- _Brief_: Return all of the following entries as written, but without the images.

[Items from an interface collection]
# # #

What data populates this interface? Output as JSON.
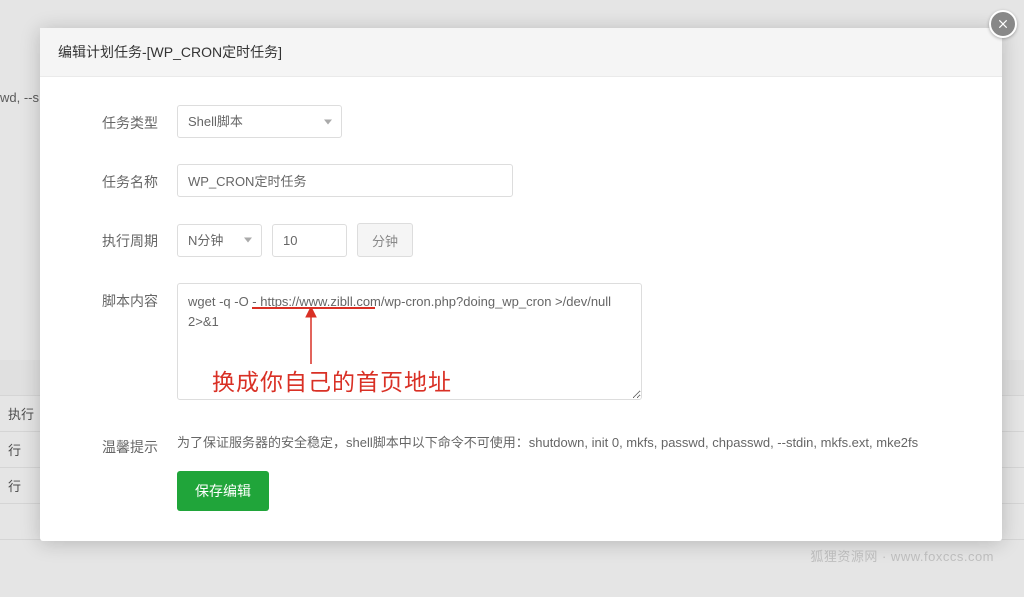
{
  "background": {
    "partial_text": "wd, --s",
    "rows": [
      "执行",
      "行",
      "行"
    ]
  },
  "modal": {
    "title": "编辑计划任务-[WP_CRON定时任务]",
    "fields": {
      "task_type": {
        "label": "任务类型",
        "value": "Shell脚本"
      },
      "task_name": {
        "label": "任务名称",
        "value": "WP_CRON定时任务"
      },
      "period": {
        "label": "执行周期",
        "unit_select": "N分钟",
        "value": "10",
        "unit_suffix": "分钟"
      },
      "script": {
        "label": "脚本内容",
        "value": "wget -q -O - https://www.zibll.com/wp-cron.php?doing_wp_cron >/dev/null 2>&1"
      },
      "hint": {
        "label": "温馨提示",
        "text": "为了保证服务器的安全稳定，shell脚本中以下命令不可使用：shutdown, init 0, mkfs, passwd, chpasswd, --stdin, mkfs.ext, mke2fs"
      }
    },
    "annotation": "换成你自己的首页地址",
    "save_button": "保存编辑"
  },
  "watermark": "狐狸资源网 · www.foxccs.com"
}
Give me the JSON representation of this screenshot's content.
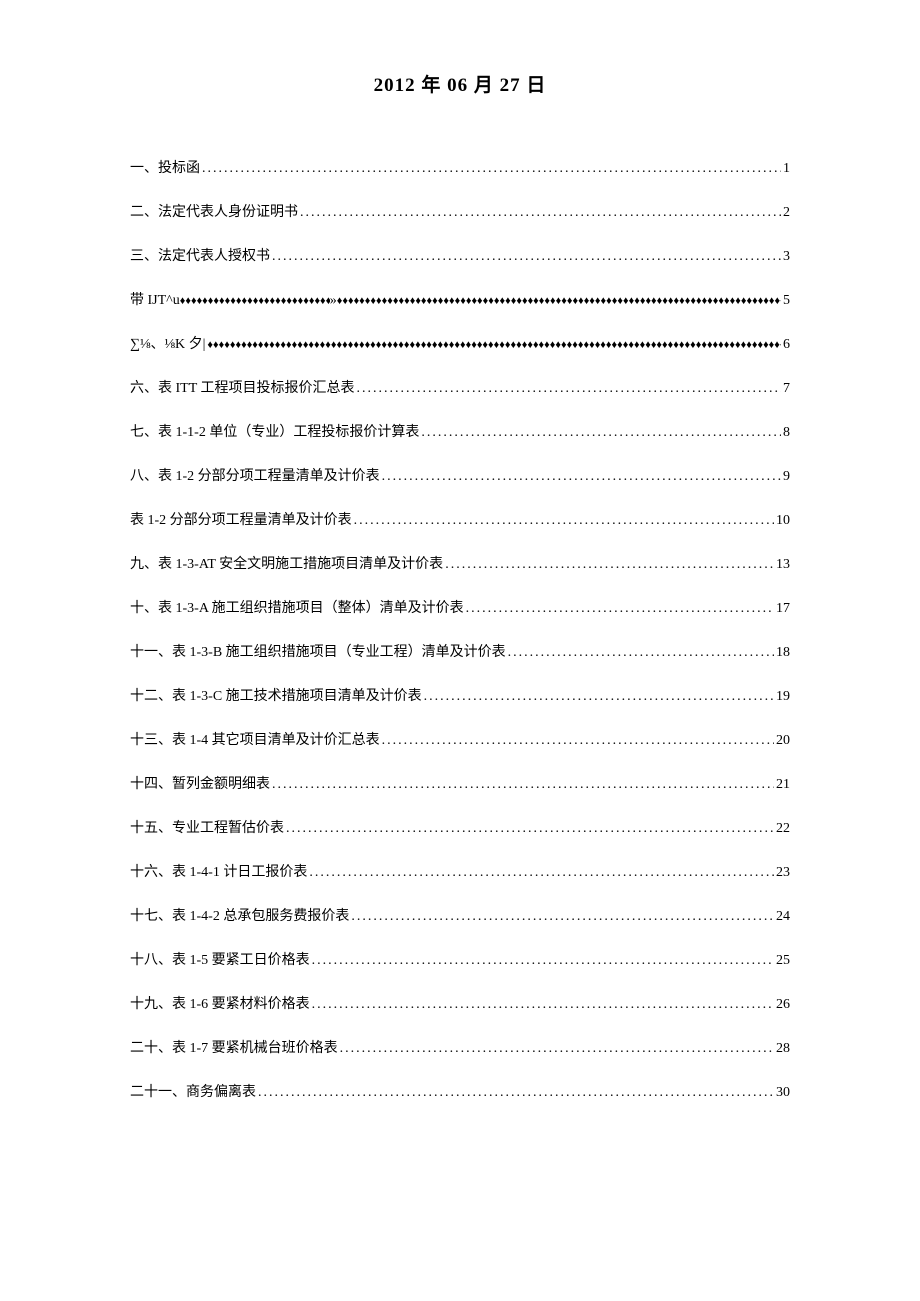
{
  "dateTitle": "2012 年 06 月 27 日",
  "toc": [
    {
      "label": "一、投标函",
      "page": "1",
      "style": "dots",
      "indent": false
    },
    {
      "label": "二、法定代表人身份证明书",
      "page": "2",
      "style": "dots",
      "indent": false
    },
    {
      "label": "三、法定代表人授权书",
      "page": "3",
      "style": "dots",
      "indent": false
    },
    {
      "label": "带 IJT^u",
      "mid": "»",
      "page": "5",
      "style": "diamonds-split",
      "indent": true
    },
    {
      "label": "∑⅛、⅛K 夕|",
      "page": "6",
      "style": "diamonds",
      "indent": false
    },
    {
      "label": "六、表 ITT 工程项目投标报价汇总表",
      "page": "7",
      "style": "dots",
      "indent": false
    },
    {
      "label": "七、表 1-1-2 单位（专业）工程投标报价计算表",
      "page": "8",
      "style": "dots",
      "indent": false
    },
    {
      "label": "八、表 1-2 分部分项工程量清单及计价表",
      "page": "9",
      "style": "dots",
      "indent": false
    },
    {
      "label": "表 1-2 分部分项工程量清单及计价表",
      "page": "10",
      "style": "dots",
      "indent": false
    },
    {
      "label": "九、表 1-3-AT 安全文明施工措施项目清单及计价表",
      "page": "13",
      "style": "dots",
      "indent": false
    },
    {
      "label": "十、表 1-3-A 施工组织措施项目（整体）清单及计价表",
      "page": "17",
      "style": "dots",
      "indent": false
    },
    {
      "label": "十一、表 1-3-B 施工组织措施项目（专业工程）清单及计价表",
      "page": "18",
      "style": "dots",
      "indent": false
    },
    {
      "label": "十二、表 1-3-C 施工技术措施项目清单及计价表",
      "page": "19",
      "style": "dots",
      "indent": false
    },
    {
      "label": "十三、表 1-4 其它项目清单及计价汇总表",
      "page": "20",
      "style": "dots",
      "indent": false
    },
    {
      "label": "十四、暂列金额明细表",
      "page": "21",
      "style": "dots",
      "indent": false
    },
    {
      "label": "十五、专业工程暂估价表",
      "page": "22",
      "style": "dots",
      "indent": false
    },
    {
      "label": "十六、表 1-4-1 计日工报价表",
      "page": "23",
      "style": "dots",
      "indent": false
    },
    {
      "label": "十七、表 1-4-2 总承包服务费报价表",
      "page": "24",
      "style": "dots",
      "indent": false
    },
    {
      "label": "十八、表 1-5 要紧工日价格表",
      "page": "25",
      "style": "dots",
      "indent": false
    },
    {
      "label": "十九、表 1-6 要紧材料价格表",
      "page": "26",
      "style": "dots",
      "indent": false
    },
    {
      "label": "二十、表 1-7 要紧机械台班价格表",
      "page": "28",
      "style": "dots",
      "indent": false
    },
    {
      "label": "二十一、商务偏离表",
      "page": "30",
      "style": "dots",
      "indent": false
    }
  ]
}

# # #

- _Exercise result_:
What data populates this interface? Output as JSON.
{
  "background": {
    "partial_text": "wd, --s",
    "rows": [
      "执行",
      "行",
      "行"
    ]
  },
  "modal": {
    "title": "编辑计划任务-[WP_CRON定时任务]",
    "fields": {
      "task_type": {
        "label": "任务类型",
        "value": "Shell脚本"
      },
      "task_name": {
        "label": "任务名称",
        "value": "WP_CRON定时任务"
      },
      "period": {
        "label": "执行周期",
        "unit_select": "N分钟",
        "value": "10",
        "unit_suffix": "分钟"
      },
      "script": {
        "label": "脚本内容",
        "value": "wget -q -O - https://www.zibll.com/wp-cron.php?doing_wp_cron >/dev/null 2>&1"
      },
      "hint": {
        "label": "温馨提示",
        "text": "为了保证服务器的安全稳定，shell脚本中以下命令不可使用：shutdown, init 0, mkfs, passwd, chpasswd, --stdin, mkfs.ext, mke2fs"
      }
    },
    "annotation": "换成你自己的首页地址",
    "save_button": "保存编辑"
  },
  "watermark": "狐狸资源网 · www.foxccs.com"
}
Give me the JSON representation of this screenshot's content.
{
  "dateTitle": "2012 年 06 月 27 日",
  "toc": [
    {
      "label": "一、投标函",
      "page": "1",
      "style": "dots",
      "indent": false
    },
    {
      "label": "二、法定代表人身份证明书",
      "page": "2",
      "style": "dots",
      "indent": false
    },
    {
      "label": "三、法定代表人授权书",
      "page": "3",
      "style": "dots",
      "indent": false
    },
    {
      "label": "带 IJT^u",
      "mid": "»",
      "page": "5",
      "style": "diamonds-split",
      "indent": true
    },
    {
      "label": "∑⅛、⅛K 夕|",
      "page": "6",
      "style": "diamonds",
      "indent": false
    },
    {
      "label": "六、表 ITT 工程项目投标报价汇总表",
      "page": "7",
      "style": "dots",
      "indent": false
    },
    {
      "label": "七、表 1-1-2 单位（专业）工程投标报价计算表",
      "page": "8",
      "style": "dots",
      "indent": false
    },
    {
      "label": "八、表 1-2 分部分项工程量清单及计价表",
      "page": "9",
      "style": "dots",
      "indent": false
    },
    {
      "label": "表 1-2 分部分项工程量清单及计价表",
      "page": "10",
      "style": "dots",
      "indent": false
    },
    {
      "label": "九、表 1-3-AT 安全文明施工措施项目清单及计价表",
      "page": "13",
      "style": "dots",
      "indent": false
    },
    {
      "label": "十、表 1-3-A 施工组织措施项目（整体）清单及计价表",
      "page": "17",
      "style": "dots",
      "indent": false
    },
    {
      "label": "十一、表 1-3-B 施工组织措施项目（专业工程）清单及计价表",
      "page": "18",
      "style": "dots",
      "indent": false
    },
    {
      "label": "十二、表 1-3-C 施工技术措施项目清单及计价表",
      "page": "19",
      "style": "dots",
      "indent": false
    },
    {
      "label": "十三、表 1-4 其它项目清单及计价汇总表",
      "page": "20",
      "style": "dots",
      "indent": false
    },
    {
      "label": "十四、暂列金额明细表",
      "page": "21",
      "style": "dots",
      "indent": false
    },
    {
      "label": "十五、专业工程暂估价表",
      "page": "22",
      "style": "dots",
      "indent": false
    },
    {
      "label": "十六、表 1-4-1 计日工报价表",
      "page": "23",
      "style": "dots",
      "indent": false
    },
    {
      "label": "十七、表 1-4-2 总承包服务费报价表",
      "page": "24",
      "style": "dots",
      "indent": false
    },
    {
      "label": "十八、表 1-5 要紧工日价格表",
      "page": "25",
      "style": "dots",
      "indent": false
    },
    {
      "label": "十九、表 1-6 要紧材料价格表",
      "page": "26",
      "style": "dots",
      "indent": false
    },
    {
      "label": "二十、表 1-7 要紧机械台班价格表",
      "page": "28",
      "style": "dots",
      "indent": false
    },
    {
      "label": "二十一、商务偏离表",
      "page": "30",
      "style": "dots",
      "indent": false
    }
  ]
}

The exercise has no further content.